When there are many people in a team, it’s important to let them know what to do when the need arises.
Without a clear assigned role, multiple team members may rush to do one thing and forget to do another task, which might go unnoticed. Before you start a resuscitation, always assign a “clear role” to each team member.
As a team member, if you are given a role you are not competent enough at, you should let the team lead know and ask for another role. Do not take a new role by yourself.
For example, if you have a shoulder dislocation problem, and your team lead asks you to perform compressions, tell him about it and ask for another role. This is known as “knowing your limitations“. Knowing what you are capable of doing and what you are not good at.
Assigning roles – suggestions
Based on the number of rescuers, following roles may be taken up. (Compressor – C; Ventilations – V; AED – A; Team lead – T; Recorder – R; Medications – M [if feasible]) (= means alternate, + means 2 roles)
– Single rescuer – C/V
– Two rescuers – C=V+A. V role rescuer can operate AED.
– Three rescuers – C=V/A+T
During ACLS scenarios, it’s important to have roles of medication and recording.
– Four rescuers – C=V(alternate)/A+M/T+R

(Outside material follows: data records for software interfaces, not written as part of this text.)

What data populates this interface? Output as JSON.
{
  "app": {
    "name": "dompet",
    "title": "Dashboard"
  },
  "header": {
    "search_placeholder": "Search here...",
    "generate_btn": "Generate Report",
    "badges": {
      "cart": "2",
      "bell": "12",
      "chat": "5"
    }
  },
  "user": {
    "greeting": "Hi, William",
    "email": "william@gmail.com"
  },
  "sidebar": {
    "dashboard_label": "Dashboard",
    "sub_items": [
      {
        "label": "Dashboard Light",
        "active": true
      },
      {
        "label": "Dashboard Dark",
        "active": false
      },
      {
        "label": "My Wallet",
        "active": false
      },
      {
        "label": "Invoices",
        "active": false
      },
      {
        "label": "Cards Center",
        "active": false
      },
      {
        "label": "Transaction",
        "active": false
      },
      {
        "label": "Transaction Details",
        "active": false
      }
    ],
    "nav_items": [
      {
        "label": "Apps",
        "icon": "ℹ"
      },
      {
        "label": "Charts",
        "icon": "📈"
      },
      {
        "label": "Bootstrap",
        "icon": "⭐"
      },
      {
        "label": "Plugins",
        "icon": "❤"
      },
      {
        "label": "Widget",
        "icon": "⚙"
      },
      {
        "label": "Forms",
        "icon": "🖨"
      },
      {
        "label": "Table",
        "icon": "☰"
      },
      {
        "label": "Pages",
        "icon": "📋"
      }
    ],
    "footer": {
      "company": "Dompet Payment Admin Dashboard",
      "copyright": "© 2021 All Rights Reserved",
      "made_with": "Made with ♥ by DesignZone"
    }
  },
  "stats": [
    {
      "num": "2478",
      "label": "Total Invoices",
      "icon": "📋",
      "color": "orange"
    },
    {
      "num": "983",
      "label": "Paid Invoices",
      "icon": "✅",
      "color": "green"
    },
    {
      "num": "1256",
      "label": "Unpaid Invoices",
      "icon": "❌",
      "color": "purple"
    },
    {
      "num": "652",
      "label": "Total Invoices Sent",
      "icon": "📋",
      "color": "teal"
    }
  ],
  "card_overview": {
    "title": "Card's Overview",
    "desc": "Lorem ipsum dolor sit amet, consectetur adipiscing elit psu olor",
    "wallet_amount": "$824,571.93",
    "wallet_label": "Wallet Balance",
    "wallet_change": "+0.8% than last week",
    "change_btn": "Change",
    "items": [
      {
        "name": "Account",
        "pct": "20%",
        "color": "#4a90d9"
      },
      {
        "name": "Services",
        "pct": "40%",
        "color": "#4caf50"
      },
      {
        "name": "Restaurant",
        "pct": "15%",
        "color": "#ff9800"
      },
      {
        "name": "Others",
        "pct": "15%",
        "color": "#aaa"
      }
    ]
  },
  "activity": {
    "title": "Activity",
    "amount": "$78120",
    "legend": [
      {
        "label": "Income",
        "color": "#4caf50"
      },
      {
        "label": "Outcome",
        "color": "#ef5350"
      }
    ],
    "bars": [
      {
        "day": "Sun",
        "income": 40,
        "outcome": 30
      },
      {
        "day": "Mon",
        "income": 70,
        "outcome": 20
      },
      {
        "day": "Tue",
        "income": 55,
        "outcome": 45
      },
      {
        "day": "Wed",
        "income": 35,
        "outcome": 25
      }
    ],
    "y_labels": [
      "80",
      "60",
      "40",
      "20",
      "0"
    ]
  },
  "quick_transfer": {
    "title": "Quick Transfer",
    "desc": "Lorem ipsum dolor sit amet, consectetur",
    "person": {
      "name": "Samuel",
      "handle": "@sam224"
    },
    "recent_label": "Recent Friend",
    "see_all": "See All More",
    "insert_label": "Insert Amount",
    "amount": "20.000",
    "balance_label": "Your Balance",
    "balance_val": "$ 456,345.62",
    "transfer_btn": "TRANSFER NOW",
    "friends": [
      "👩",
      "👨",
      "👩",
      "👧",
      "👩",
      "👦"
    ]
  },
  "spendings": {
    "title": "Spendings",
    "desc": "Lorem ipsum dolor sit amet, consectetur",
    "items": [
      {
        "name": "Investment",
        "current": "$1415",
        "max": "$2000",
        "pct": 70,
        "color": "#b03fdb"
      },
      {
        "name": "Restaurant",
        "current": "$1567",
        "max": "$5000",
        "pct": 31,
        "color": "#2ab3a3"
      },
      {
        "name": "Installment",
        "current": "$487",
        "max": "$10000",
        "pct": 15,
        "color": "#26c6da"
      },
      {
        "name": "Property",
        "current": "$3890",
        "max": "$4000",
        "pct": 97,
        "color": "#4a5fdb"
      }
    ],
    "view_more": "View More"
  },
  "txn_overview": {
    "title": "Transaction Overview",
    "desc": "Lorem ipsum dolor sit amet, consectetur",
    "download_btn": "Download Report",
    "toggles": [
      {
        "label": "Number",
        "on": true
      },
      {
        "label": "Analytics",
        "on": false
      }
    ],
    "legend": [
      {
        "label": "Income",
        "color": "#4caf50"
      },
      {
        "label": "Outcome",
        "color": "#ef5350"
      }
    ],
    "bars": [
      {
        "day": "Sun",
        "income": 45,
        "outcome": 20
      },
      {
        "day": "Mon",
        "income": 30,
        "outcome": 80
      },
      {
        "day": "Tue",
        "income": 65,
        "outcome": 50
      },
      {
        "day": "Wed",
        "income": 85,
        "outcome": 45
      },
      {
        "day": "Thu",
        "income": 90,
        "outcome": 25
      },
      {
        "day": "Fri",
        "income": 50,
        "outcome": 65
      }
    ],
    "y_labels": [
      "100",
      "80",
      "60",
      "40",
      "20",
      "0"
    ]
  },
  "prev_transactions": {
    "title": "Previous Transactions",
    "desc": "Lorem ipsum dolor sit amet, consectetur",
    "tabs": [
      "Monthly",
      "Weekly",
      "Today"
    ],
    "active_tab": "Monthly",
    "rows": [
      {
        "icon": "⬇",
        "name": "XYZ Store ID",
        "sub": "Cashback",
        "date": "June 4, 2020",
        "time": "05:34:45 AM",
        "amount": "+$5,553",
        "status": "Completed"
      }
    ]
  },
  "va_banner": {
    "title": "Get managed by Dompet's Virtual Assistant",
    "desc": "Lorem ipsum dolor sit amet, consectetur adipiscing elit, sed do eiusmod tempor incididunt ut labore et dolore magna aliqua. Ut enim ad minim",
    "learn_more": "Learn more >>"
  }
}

– Five rescuers – V/C=A/T/R+M
– Six rescuers – V/C=A/R/T/M
These are just suggestions. You may modify as per your needs.
Clear language and polite manners are the key.
A team lead should be in control of his voice, so that the team member doesn’t feel like he’s being bossed upon.
As a team member, you must follow a closed loop communication to prevent errors in following orders. When a team lead orders you to “load 1mg of adrenaline”, you should respond by saying “am loading 1mg of adrenaline”.
What if you think the team lead gave a wrong dosage and you know the right dose? You may correct a colleague politely.
When you hear your lead say “Give 0.5mg of epinephrine” during a cardiac arrest, you may correct the lead saying “I have heard an order of 0.5mg of epinephrine but i think the correct dose is 1mg.” And the lead may respond by saying “Thank you, you are correct”. This is sharing knowledge/ constructive criticism.
If you are a team member and you notice another member not doing his role effectively, you may suggest him to correct.
Say if someone’s compressions are slow, you may tell them “Let’s maintain a rate of 100-120/min”.
Things to avoid:
– Do not push a colleague and do his role as your colleague is not doing it well.
– Do not yell at another team member. Do not be mean or insulting to another member.
– Do not get offended when you are corrected.
– Do not respond with incomplete loop of communication to orders received. Repeat the entire order.
I’ll do it,
Am on it,
etc are poor ways of communication.
In case you haven’t booked a BLS ACLS course yet, please check “Upcoming AHA workshops“.